(Input data)

━━━━

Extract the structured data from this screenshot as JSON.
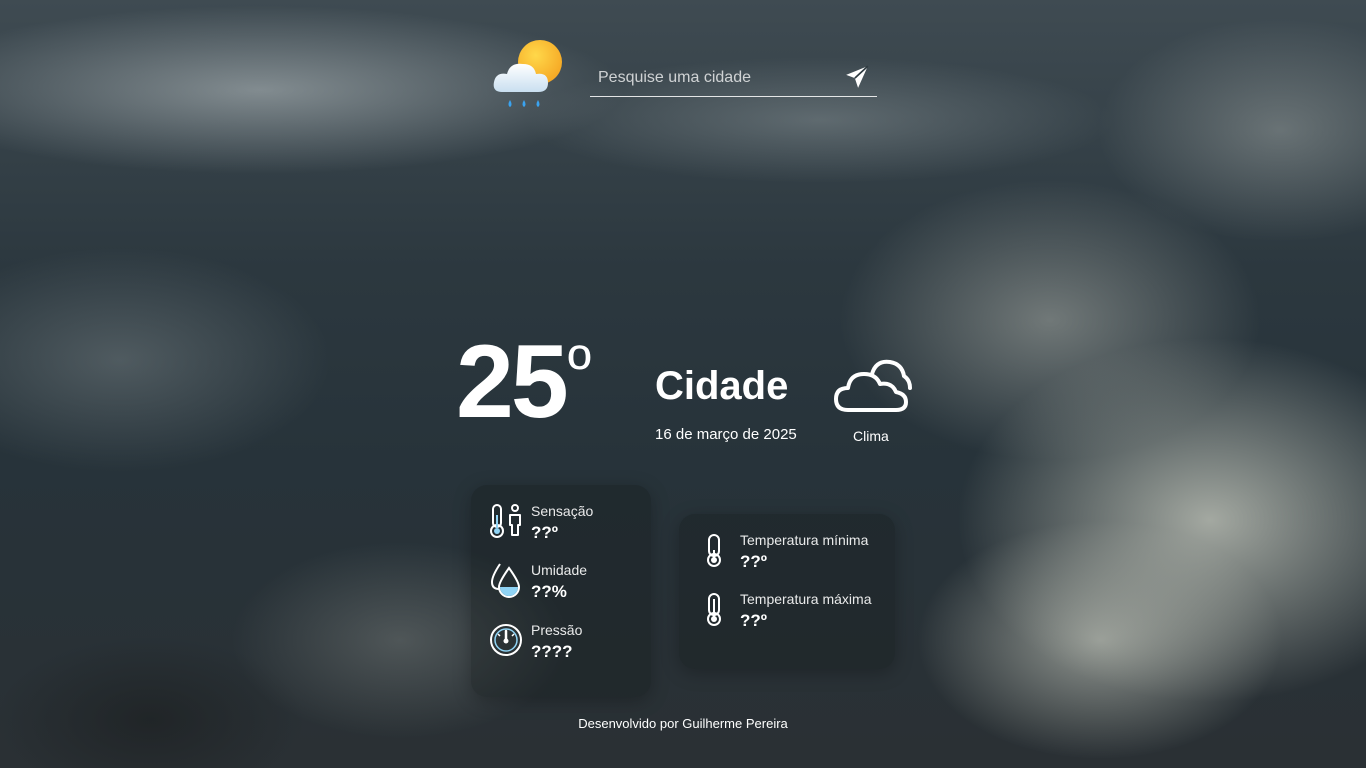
{
  "search": {
    "placeholder": "Pesquise uma cidade"
  },
  "weather": {
    "temperature": "25",
    "degree_symbol": "º",
    "city": "Cidade",
    "date": "16 de março de 2025",
    "condition": "Clima",
    "condition_icon": "cloud-icon"
  },
  "details_left": [
    {
      "label": "Sensação",
      "value": "??º",
      "icon": "feels-like-icon"
    },
    {
      "label": "Umidade",
      "value": "??%",
      "icon": "humidity-icon"
    },
    {
      "label": "Pressão",
      "value": "????",
      "icon": "pressure-icon"
    }
  ],
  "details_right": [
    {
      "label": "Temperatura mínima",
      "value": "??º",
      "icon": "thermometer-low-icon"
    },
    {
      "label": "Temperatura máxima",
      "value": "??º",
      "icon": "thermometer-high-icon"
    }
  ],
  "footer": {
    "text": "Desenvolvido por Guilherme Pereira"
  },
  "colors": {
    "accent_sun": "#f5b62b",
    "accent_rain": "#3aa3f0",
    "icon_highlight": "#8fd3f4"
  }
}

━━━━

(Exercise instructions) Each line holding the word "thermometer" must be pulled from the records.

(Response for this exercise)
      "icon": "thermometer-low-icon"
      "icon": "thermometer-high-icon"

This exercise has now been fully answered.